▶ _EXERCISE GOAL_:
Lines with the string "Models" in the data below: report how many there are, and write nothing but the number.
SUPPLIED MATERIAL: Begin
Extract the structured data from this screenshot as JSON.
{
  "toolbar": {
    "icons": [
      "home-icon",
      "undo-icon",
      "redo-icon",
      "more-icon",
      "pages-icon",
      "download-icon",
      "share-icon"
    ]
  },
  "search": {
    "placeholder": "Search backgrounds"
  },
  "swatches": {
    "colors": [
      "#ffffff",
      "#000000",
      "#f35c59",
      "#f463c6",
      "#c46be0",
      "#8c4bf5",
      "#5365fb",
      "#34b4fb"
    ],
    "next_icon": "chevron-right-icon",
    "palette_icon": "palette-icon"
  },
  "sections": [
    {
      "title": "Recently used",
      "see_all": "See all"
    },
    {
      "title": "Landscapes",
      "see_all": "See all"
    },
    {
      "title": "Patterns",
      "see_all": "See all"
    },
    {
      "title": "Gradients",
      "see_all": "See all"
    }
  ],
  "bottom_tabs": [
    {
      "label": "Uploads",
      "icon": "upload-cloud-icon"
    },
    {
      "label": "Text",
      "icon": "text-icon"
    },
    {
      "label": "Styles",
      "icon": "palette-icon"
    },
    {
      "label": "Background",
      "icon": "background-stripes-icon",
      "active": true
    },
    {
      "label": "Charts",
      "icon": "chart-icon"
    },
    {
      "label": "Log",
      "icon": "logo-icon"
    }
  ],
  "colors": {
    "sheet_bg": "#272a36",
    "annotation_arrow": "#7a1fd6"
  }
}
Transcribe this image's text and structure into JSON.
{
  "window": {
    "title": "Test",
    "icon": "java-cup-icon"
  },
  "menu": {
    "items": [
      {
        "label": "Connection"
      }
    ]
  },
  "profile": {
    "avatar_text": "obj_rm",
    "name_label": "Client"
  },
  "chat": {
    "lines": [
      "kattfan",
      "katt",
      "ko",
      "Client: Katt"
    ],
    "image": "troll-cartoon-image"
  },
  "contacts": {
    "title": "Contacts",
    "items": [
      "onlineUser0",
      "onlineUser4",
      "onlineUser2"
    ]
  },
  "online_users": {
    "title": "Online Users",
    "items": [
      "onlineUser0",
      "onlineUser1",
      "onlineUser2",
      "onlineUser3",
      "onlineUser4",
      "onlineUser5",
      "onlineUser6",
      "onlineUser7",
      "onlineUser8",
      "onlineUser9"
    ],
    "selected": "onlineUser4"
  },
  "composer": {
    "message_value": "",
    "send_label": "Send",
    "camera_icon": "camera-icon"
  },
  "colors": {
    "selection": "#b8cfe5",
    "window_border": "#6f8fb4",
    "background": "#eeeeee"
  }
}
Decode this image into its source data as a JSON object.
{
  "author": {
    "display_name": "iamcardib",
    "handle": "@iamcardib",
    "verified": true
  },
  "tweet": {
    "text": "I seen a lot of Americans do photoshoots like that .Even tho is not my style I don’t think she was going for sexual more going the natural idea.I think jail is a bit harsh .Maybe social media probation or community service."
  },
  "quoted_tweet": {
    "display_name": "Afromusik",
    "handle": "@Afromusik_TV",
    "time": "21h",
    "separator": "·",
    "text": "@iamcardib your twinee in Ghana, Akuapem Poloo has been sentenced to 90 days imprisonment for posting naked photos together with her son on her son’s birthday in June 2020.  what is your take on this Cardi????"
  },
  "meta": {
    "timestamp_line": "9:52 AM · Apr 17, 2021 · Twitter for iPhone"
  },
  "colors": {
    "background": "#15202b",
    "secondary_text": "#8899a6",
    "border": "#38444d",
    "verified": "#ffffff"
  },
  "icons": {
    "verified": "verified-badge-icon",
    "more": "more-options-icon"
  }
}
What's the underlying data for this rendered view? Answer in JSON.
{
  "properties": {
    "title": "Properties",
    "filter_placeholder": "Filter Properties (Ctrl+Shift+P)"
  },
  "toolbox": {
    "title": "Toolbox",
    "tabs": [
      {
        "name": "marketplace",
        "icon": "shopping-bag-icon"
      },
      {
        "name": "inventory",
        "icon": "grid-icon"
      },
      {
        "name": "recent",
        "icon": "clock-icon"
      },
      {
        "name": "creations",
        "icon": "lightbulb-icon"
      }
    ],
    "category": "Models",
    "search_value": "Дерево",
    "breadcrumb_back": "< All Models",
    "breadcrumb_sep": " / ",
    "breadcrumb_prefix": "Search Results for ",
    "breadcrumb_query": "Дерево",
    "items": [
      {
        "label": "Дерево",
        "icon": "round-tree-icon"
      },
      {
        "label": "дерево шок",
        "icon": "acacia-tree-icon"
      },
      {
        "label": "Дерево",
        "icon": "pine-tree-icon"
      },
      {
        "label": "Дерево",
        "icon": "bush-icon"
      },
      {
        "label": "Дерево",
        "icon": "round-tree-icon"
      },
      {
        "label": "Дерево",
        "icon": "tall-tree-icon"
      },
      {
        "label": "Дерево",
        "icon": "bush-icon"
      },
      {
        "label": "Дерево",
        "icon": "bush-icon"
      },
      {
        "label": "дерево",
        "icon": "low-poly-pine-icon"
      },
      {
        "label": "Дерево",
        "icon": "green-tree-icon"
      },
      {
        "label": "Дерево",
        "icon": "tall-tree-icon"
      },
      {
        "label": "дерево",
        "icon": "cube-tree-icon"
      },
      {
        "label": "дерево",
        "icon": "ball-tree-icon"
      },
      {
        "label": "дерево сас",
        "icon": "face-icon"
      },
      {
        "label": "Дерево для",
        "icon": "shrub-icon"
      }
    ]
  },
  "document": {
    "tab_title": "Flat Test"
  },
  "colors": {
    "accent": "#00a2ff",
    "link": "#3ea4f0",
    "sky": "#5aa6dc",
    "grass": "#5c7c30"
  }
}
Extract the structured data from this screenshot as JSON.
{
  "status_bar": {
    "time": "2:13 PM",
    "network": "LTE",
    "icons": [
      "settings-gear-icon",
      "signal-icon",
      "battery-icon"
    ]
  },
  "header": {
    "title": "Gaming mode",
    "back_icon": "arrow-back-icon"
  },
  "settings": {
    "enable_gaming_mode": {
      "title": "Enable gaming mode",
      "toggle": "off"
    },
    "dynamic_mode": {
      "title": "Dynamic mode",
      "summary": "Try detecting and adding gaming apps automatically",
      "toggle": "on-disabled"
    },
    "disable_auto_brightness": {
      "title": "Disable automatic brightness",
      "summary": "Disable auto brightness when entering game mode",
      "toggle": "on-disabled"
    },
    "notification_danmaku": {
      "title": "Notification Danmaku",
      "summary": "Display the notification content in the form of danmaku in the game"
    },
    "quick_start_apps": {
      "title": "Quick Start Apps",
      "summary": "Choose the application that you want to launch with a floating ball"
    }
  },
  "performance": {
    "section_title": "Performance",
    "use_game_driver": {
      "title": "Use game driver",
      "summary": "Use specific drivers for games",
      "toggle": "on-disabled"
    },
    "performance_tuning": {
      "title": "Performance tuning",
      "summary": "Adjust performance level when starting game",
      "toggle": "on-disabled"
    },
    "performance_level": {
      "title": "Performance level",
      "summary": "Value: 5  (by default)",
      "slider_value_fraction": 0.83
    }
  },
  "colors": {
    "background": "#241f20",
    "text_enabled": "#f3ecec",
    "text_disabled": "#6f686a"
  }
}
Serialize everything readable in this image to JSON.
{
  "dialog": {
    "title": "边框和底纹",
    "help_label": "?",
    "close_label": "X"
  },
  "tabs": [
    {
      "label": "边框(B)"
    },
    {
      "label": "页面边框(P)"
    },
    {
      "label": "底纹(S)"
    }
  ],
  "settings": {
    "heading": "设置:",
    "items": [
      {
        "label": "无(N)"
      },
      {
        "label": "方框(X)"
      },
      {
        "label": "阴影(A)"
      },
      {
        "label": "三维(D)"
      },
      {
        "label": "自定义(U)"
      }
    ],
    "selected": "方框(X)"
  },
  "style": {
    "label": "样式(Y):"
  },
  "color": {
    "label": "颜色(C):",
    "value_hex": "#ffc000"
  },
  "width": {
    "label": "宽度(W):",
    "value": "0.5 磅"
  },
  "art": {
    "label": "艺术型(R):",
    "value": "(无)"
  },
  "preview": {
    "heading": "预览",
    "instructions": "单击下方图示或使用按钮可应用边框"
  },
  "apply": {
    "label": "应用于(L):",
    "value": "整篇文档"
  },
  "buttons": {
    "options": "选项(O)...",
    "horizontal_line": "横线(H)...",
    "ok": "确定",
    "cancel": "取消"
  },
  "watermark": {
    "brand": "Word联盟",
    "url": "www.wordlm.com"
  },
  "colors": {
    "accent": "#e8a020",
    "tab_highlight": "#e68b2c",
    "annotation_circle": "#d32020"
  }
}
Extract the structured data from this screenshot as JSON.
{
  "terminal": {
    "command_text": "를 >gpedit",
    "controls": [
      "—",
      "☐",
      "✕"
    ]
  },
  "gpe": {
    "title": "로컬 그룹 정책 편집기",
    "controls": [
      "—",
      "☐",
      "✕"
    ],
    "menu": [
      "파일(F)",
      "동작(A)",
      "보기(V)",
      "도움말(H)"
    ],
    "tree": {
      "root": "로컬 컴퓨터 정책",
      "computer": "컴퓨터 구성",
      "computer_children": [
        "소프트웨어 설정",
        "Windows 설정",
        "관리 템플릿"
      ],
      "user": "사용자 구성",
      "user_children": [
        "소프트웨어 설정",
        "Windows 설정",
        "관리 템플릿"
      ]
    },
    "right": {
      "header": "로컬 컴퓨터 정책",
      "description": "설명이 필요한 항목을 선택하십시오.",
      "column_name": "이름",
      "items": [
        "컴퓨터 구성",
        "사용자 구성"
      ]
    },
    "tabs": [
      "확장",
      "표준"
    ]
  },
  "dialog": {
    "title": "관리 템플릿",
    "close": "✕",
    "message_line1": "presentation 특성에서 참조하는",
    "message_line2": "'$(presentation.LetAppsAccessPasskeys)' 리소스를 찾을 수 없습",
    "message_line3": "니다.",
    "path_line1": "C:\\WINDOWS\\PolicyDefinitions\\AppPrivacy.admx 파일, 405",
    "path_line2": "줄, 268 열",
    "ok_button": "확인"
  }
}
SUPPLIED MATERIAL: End
▶ _TASK RESPONSE_:
2